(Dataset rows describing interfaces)
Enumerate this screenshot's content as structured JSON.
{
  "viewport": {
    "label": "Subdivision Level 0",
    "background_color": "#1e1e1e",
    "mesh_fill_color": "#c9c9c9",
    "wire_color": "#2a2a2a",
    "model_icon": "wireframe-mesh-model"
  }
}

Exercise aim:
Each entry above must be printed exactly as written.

Solution for this task:
Enumerate this screenshot's content as structured JSON.
{
  "viewport": {
    "label": "Subdivision Level 0",
    "background_color": "#1e1e1e",
    "mesh_fill_color": "#c9c9c9",
    "wire_color": "#2a2a2a",
    "model_icon": "wireframe-mesh-model"
  }
}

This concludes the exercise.